ACTIVITY: Please go through the records below and return every line holding the word "ResultItemsCount".

*** DATASET EXTRACT Section Begins ***

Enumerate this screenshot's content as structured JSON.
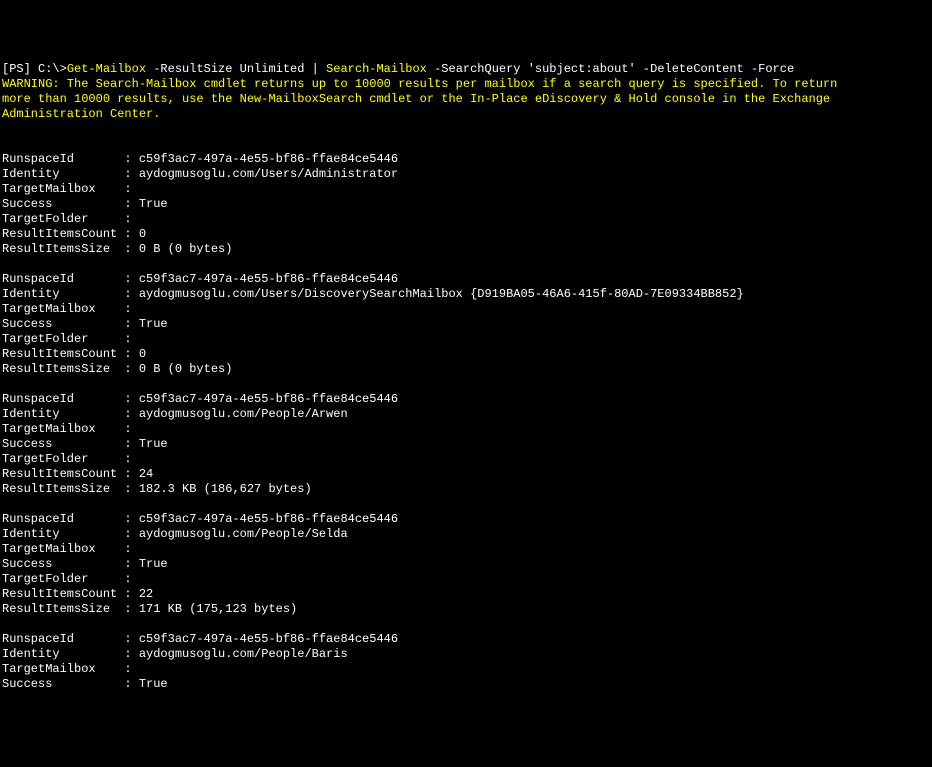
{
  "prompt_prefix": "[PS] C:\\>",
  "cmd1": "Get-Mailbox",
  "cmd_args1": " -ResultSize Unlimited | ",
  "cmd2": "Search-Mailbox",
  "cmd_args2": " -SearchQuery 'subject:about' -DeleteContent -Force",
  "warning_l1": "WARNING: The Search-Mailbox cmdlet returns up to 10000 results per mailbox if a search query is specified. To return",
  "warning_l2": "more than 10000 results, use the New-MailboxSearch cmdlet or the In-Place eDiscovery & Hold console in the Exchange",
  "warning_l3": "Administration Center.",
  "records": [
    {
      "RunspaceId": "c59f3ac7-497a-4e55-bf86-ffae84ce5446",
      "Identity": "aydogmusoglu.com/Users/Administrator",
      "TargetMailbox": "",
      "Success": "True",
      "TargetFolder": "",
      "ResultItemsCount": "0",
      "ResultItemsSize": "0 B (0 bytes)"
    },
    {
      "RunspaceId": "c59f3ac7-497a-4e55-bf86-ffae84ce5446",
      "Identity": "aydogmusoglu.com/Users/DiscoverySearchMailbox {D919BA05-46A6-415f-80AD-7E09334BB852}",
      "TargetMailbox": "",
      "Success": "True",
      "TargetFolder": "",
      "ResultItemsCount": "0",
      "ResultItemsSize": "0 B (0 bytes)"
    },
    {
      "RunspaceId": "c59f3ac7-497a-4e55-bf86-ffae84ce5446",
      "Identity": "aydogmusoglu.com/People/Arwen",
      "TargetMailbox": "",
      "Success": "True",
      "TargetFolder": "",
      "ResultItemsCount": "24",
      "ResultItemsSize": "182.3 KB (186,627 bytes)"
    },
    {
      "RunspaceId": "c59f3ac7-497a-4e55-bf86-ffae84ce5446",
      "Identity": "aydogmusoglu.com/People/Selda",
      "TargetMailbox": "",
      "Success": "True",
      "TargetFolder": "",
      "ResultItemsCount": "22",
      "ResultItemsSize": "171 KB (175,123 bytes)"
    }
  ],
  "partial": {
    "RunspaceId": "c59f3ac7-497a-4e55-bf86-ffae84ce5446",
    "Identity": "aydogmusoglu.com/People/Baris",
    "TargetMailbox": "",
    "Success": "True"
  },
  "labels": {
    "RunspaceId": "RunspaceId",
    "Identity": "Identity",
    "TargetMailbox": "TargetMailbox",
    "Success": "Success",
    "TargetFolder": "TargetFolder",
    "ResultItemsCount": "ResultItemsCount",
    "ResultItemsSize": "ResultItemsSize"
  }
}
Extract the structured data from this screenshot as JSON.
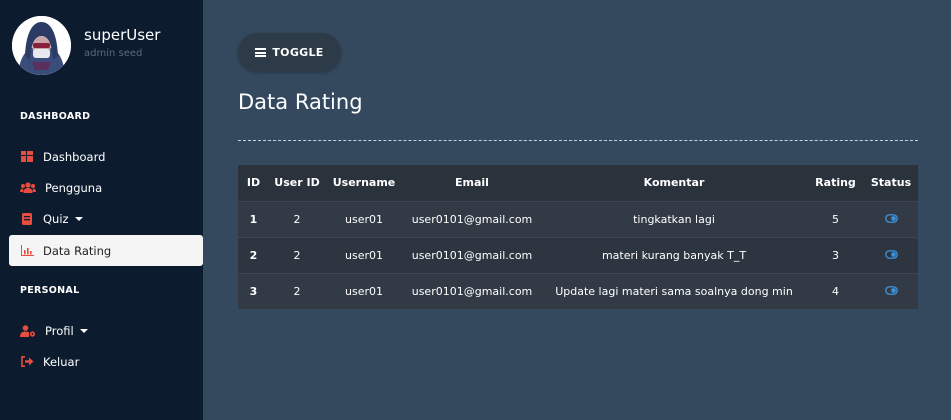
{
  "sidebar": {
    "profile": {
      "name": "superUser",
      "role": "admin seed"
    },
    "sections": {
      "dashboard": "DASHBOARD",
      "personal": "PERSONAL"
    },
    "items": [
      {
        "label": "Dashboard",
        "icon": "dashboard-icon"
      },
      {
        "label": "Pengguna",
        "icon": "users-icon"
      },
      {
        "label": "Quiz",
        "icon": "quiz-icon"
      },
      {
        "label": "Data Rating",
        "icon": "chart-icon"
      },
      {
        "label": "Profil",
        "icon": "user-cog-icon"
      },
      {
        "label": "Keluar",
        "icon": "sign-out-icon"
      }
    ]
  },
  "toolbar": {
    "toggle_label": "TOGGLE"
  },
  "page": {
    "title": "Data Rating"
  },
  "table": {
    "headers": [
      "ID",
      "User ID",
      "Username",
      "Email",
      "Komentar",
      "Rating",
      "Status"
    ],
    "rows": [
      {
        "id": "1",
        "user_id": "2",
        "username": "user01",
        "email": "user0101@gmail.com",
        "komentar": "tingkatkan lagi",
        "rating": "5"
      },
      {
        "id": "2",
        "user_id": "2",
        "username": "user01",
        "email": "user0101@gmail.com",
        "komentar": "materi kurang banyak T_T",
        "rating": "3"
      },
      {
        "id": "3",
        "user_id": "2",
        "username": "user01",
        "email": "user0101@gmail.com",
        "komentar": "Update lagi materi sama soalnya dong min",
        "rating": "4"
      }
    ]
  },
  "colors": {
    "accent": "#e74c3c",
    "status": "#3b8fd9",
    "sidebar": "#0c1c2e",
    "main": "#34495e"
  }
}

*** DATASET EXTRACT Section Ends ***
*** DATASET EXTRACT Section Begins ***

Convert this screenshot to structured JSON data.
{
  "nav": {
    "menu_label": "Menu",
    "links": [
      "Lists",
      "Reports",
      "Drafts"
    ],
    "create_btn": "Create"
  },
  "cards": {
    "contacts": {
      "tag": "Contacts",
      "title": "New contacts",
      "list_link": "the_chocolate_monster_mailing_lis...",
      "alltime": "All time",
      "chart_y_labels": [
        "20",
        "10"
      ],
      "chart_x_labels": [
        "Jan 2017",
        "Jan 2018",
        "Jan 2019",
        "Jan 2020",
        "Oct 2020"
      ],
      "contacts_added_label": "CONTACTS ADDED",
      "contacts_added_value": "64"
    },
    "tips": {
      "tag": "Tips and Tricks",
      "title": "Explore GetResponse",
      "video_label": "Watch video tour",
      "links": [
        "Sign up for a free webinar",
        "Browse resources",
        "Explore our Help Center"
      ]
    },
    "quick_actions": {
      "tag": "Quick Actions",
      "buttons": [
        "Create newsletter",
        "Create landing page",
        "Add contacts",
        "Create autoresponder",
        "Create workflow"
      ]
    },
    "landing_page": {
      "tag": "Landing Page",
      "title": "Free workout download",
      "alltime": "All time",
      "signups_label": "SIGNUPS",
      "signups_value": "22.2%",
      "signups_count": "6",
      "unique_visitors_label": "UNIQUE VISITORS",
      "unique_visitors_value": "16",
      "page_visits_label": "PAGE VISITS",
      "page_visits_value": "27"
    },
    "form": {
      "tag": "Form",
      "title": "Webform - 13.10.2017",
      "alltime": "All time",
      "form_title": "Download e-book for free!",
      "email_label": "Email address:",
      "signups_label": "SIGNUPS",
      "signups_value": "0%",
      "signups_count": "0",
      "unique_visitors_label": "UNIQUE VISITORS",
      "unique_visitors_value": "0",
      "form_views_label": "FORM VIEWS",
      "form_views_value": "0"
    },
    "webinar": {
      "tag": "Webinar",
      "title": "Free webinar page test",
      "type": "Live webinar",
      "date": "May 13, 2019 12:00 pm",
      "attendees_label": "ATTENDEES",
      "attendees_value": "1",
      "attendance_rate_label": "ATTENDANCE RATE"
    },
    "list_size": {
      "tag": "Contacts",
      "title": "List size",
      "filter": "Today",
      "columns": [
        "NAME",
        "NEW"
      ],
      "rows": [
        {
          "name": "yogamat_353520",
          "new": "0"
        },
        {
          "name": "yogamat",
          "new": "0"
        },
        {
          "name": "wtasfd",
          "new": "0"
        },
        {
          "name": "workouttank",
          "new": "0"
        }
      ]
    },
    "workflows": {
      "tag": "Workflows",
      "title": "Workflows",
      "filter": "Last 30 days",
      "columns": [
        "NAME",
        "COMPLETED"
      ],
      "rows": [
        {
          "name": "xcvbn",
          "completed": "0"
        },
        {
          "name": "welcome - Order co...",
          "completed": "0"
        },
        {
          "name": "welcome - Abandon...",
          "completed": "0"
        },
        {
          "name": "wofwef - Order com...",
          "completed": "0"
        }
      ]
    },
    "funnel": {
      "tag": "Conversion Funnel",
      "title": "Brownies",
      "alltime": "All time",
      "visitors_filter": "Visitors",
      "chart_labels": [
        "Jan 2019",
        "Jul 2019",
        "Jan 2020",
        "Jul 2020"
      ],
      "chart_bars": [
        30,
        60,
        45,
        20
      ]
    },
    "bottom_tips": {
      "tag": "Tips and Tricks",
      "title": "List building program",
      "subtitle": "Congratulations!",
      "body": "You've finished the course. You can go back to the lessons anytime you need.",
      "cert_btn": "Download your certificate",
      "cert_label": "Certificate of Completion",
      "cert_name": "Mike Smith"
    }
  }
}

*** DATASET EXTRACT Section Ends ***
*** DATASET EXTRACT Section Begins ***

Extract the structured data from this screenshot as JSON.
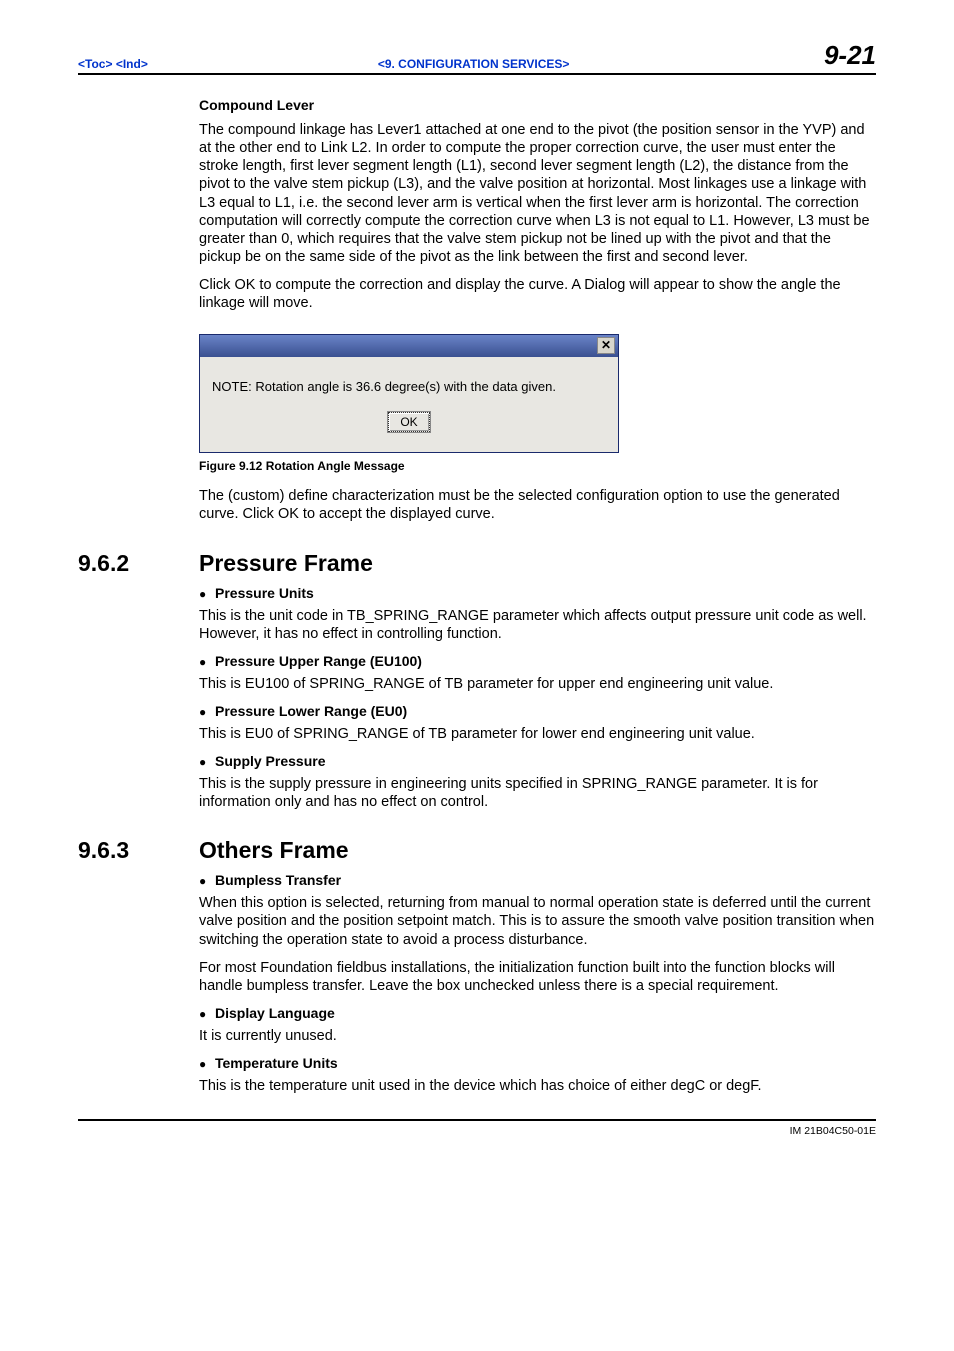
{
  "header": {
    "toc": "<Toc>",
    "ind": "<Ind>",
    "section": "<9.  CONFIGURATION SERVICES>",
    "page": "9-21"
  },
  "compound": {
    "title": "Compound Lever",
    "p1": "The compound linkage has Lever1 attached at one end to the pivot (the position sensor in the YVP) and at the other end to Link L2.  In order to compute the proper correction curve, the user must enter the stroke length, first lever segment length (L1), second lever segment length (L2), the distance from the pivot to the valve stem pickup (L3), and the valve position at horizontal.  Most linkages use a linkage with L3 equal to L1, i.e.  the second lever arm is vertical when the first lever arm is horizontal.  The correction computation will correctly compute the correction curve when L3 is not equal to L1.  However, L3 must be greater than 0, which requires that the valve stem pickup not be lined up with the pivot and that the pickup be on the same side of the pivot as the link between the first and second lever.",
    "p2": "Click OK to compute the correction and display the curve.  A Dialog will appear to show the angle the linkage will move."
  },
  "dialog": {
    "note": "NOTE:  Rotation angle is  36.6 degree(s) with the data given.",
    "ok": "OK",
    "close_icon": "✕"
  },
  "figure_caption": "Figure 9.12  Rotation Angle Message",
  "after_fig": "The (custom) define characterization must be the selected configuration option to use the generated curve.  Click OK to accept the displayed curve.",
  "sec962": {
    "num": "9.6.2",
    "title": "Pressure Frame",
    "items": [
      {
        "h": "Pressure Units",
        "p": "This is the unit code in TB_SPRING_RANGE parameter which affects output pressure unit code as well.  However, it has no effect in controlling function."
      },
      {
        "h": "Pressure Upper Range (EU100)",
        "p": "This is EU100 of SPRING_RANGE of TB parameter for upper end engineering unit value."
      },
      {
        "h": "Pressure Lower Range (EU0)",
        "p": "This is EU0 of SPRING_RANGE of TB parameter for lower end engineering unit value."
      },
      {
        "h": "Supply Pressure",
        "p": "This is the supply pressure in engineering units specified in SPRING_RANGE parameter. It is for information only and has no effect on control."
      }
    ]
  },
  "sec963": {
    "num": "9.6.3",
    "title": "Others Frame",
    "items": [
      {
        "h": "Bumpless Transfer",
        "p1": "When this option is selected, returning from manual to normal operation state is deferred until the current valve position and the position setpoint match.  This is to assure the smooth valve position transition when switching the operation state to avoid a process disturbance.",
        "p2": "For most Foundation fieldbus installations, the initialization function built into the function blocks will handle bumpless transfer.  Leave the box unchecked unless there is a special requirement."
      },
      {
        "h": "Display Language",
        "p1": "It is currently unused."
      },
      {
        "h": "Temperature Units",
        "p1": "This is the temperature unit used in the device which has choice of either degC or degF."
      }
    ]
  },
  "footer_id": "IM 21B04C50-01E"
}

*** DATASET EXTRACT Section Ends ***

OUTPUT:
      "ResultItemsCount": "0",
      "ResultItemsCount": "0",
      "ResultItemsCount": "24",
      "ResultItemsCount": "22",
    "ResultItemsCount": "ResultItemsCount",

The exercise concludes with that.